== About this task ==
The records must be returned word for word.

━━━ Data to use ━━━

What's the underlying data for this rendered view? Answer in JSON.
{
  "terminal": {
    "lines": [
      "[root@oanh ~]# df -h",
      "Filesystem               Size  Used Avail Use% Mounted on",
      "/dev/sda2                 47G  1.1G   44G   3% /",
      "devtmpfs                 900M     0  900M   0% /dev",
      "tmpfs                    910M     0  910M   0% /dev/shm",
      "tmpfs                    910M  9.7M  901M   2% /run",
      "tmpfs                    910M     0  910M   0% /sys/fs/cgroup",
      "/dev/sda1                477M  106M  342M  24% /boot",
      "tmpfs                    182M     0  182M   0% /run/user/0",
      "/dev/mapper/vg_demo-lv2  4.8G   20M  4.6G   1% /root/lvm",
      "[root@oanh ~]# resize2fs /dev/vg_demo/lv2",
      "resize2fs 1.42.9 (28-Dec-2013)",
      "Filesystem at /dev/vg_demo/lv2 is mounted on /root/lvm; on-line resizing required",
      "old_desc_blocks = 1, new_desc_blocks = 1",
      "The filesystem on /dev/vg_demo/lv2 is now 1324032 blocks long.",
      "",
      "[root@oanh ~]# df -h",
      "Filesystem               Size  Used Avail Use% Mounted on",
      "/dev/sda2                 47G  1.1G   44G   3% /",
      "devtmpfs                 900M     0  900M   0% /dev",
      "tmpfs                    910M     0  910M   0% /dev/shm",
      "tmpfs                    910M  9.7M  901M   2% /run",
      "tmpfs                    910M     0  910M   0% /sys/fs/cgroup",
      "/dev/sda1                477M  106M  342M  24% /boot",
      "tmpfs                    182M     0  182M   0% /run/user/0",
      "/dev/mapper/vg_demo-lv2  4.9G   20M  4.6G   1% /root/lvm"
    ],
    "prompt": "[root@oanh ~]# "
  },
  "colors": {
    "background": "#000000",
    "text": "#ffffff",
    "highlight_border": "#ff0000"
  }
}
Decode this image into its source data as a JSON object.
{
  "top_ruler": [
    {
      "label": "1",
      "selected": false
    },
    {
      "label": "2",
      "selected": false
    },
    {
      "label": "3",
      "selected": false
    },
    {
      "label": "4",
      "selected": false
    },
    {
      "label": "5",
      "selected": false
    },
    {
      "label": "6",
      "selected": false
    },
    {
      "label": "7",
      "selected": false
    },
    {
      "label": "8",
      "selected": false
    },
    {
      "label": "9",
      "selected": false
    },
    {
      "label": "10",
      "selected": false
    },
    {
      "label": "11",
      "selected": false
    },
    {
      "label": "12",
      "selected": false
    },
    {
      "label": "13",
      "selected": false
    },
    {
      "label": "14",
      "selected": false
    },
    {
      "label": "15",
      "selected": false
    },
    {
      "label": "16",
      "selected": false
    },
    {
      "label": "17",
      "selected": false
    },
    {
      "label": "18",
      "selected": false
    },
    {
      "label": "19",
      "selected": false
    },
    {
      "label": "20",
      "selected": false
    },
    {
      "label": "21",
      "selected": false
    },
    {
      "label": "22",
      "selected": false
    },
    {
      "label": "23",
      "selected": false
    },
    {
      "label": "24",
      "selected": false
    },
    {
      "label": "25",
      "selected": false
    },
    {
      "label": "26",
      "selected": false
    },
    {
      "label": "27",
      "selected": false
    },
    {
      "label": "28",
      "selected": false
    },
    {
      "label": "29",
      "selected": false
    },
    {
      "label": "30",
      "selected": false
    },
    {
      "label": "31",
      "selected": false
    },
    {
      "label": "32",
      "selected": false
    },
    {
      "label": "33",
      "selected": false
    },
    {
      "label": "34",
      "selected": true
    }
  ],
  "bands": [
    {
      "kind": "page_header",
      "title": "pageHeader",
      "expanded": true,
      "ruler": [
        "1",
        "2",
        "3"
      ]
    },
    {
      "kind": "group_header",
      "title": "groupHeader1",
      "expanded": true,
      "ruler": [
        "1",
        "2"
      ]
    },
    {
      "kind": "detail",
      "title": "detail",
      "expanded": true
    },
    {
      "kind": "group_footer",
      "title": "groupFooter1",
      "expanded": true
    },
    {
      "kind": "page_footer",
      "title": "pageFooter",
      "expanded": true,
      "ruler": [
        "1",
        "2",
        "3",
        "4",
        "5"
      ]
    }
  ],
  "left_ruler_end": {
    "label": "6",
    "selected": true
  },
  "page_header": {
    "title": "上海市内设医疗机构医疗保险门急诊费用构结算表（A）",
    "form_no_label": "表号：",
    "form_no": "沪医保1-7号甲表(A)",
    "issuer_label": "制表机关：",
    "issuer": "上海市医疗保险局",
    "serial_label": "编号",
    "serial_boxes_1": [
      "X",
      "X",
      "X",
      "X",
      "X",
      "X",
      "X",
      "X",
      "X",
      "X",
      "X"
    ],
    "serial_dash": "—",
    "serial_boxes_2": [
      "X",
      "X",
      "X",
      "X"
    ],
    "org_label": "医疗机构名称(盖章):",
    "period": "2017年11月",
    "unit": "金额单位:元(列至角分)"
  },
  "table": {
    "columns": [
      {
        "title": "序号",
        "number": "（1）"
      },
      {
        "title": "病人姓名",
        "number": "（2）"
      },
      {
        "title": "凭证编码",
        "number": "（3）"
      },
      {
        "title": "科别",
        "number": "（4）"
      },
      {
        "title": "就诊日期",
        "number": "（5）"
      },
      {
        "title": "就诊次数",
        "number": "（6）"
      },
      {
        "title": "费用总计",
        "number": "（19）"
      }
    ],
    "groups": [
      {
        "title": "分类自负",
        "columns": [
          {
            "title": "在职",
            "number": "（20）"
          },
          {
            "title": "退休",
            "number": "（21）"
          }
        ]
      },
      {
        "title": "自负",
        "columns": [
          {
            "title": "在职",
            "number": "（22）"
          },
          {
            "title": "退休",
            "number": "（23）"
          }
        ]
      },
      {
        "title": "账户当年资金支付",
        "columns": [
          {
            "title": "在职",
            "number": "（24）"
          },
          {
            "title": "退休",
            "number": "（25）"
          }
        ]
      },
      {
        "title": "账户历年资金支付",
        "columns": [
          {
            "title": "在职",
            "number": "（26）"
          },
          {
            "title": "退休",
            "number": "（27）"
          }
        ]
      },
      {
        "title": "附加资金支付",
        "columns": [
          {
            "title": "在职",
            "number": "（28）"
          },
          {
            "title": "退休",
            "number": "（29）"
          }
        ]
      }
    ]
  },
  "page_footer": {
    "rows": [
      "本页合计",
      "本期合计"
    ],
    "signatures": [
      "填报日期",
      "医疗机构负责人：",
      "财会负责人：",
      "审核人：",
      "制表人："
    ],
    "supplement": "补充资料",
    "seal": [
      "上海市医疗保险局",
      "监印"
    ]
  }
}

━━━

== Answer section ==
What's the underlying data for this rendered view? Answer in JSON.
{
  "terminal": {
    "lines": [
      "[root@oanh ~]# df -h",
      "Filesystem               Size  Used Avail Use% Mounted on",
      "/dev/sda2                 47G  1.1G   44G   3% /",
      "devtmpfs                 900M     0  900M   0% /dev",
      "tmpfs                    910M     0  910M   0% /dev/shm",
      "tmpfs                    910M  9.7M  901M   2% /run",
      "tmpfs                    910M     0  910M   0% /sys/fs/cgroup",
      "/dev/sda1                477M  106M  342M  24% /boot",
      "tmpfs                    182M     0  182M   0% /run/user/0",
      "/dev/mapper/vg_demo-lv2  4.8G   20M  4.6G   1% /root/lvm",
      "[root@oanh ~]# resize2fs /dev/vg_demo/lv2",
      "resize2fs 1.42.9 (28-Dec-2013)",
      "Filesystem at /dev/vg_demo/lv2 is mounted on /root/lvm; on-line resizing required",
      "old_desc_blocks = 1, new_desc_blocks = 1",
      "The filesystem on /dev/vg_demo/lv2 is now 1324032 blocks long.",
      "",
      "[root@oanh ~]# df -h",
      "Filesystem               Size  Used Avail Use% Mounted on",
      "/dev/sda2                 47G  1.1G   44G   3% /",
      "devtmpfs                 900M     0  900M   0% /dev",
      "tmpfs                    910M     0  910M   0% /dev/shm",
      "tmpfs                    910M  9.7M  901M   2% /run",
      "tmpfs                    910M     0  910M   0% /sys/fs/cgroup",
      "/dev/sda1                477M  106M  342M  24% /boot",
      "tmpfs                    182M     0  182M   0% /run/user/0",
      "/dev/mapper/vg_demo-lv2  4.9G   20M  4.6G   1% /root/lvm"
    ],
    "prompt": "[root@oanh ~]# "
  },
  "colors": {
    "background": "#000000",
    "text": "#ffffff",
    "highlight_border": "#ff0000"
  }
}
Decode this image into its source data as a JSON object.
{
  "top_ruler": [
    {
      "label": "1",
      "selected": false
    },
    {
      "label": "2",
      "selected": false
    },
    {
      "label": "3",
      "selected": false
    },
    {
      "label": "4",
      "selected": false
    },
    {
      "label": "5",
      "selected": false
    },
    {
      "label": "6",
      "selected": false
    },
    {
      "label": "7",
      "selected": false
    },
    {
      "label": "8",
      "selected": false
    },
    {
      "label": "9",
      "selected": false
    },
    {
      "label": "10",
      "selected": false
    },
    {
      "label": "11",
      "selected": false
    },
    {
      "label": "12",
      "selected": false
    },
    {
      "label": "13",
      "selected": false
    },
    {
      "label": "14",
      "selected": false
    },
    {
      "label": "15",
      "selected": false
    },
    {
      "label": "16",
      "selected": false
    },
    {
      "label": "17",
      "selected": false
    },
    {
      "label": "18",
      "selected": false
    },
    {
      "label": "19",
      "selected": false
    },
    {
      "label": "20",
      "selected": false
    },
    {
      "label": "21",
      "selected": false
    },
    {
      "label": "22",
      "selected": false
    },
    {
      "label": "23",
      "selected": false
    },
    {
      "label": "24",
      "selected": false
    },
    {
      "label": "25",
      "selected": false
    },
    {
      "label": "26",
      "selected": false
    },
    {
      "label": "27",
      "selected": false
    },
    {
      "label": "28",
      "selected": false
    },
    {
      "label": "29",
      "selected": false
    },
    {
      "label": "30",
      "selected": false
    },
    {
      "label": "31",
      "selected": false
    },
    {
      "label": "32",
      "selected": false
    },
    {
      "label": "33",
      "selected": false
    },
    {
      "label": "34",
      "selected": true
    }
  ],
  "bands": [
    {
      "kind": "page_header",
      "title": "pageHeader",
      "expanded": true,
      "ruler": [
        "1",
        "2",
        "3"
      ]
    },
    {
      "kind": "group_header",
      "title": "groupHeader1",
      "expanded": true,
      "ruler": [
        "1",
        "2"
      ]
    },
    {
      "kind": "detail",
      "title": "detail",
      "expanded": true
    },
    {
      "kind": "group_footer",
      "title": "groupFooter1",
      "expanded": true
    },
    {
      "kind": "page_footer",
      "title": "pageFooter",
      "expanded": true,
      "ruler": [
        "1",
        "2",
        "3",
        "4",
        "5"
      ]
    }
  ],
  "left_ruler_end": {
    "label": "6",
    "selected": true
  },
  "page_header": {
    "title": "上海市内设医疗机构医疗保险门急诊费用构结算表（A）",
    "form_no_label": "表号：",
    "form_no": "沪医保1-7号甲表(A)",
    "issuer_label": "制表机关：",
    "issuer": "上海市医疗保险局",
    "serial_label": "编号",
    "serial_boxes_1": [
      "X",
      "X",
      "X",
      "X",
      "X",
      "X",
      "X",
      "X",
      "X",
      "X",
      "X"
    ],
    "serial_dash": "—",
    "serial_boxes_2": [
      "X",
      "X",
      "X",
      "X"
    ],
    "org_label": "医疗机构名称(盖章):",
    "period": "2017年11月",
    "unit": "金额单位:元(列至角分)"
  },
  "table": {
    "columns": [
      {
        "title": "序号",
        "number": "（1）"
      },
      {
        "title": "病人姓名",
        "number": "（2）"
      },
      {
        "title": "凭证编码",
        "number": "（3）"
      },
      {
        "title": "科别",
        "number": "（4）"
      },
      {
        "title": "就诊日期",
        "number": "（5）"
      },
      {
        "title": "就诊次数",
        "number": "（6）"
      },
      {
        "title": "费用总计",
        "number": "（19）"
      }
    ],
    "groups": [
      {
        "title": "分类自负",
        "columns": [
          {
            "title": "在职",
            "number": "（20）"
          },
          {
            "title": "退休",
            "number": "（21）"
          }
        ]
      },
      {
        "title": "自负",
        "columns": [
          {
            "title": "在职",
            "number": "（22）"
          },
          {
            "title": "退休",
            "number": "（23）"
          }
        ]
      },
      {
        "title": "账户当年资金支付",
        "columns": [
          {
            "title": "在职",
            "number": "（24）"
          },
          {
            "title": "退休",
            "number": "（25）"
          }
        ]
      },
      {
        "title": "账户历年资金支付",
        "columns": [
          {
            "title": "在职",
            "number": "（26）"
          },
          {
            "title": "退休",
            "number": "（27）"
          }
        ]
      },
      {
        "title": "附加资金支付",
        "columns": [
          {
            "title": "在职",
            "number": "（28）"
          },
          {
            "title": "退休",
            "number": "（29）"
          }
        ]
      }
    ]
  },
  "page_footer": {
    "rows": [
      "本页合计",
      "本期合计"
    ],
    "signatures": [
      "填报日期",
      "医疗机构负责人：",
      "财会负责人：",
      "审核人：",
      "制表人："
    ],
    "supplement": "补充资料",
    "seal": [
      "上海市医疗保险局",
      "监印"
    ]
  }
}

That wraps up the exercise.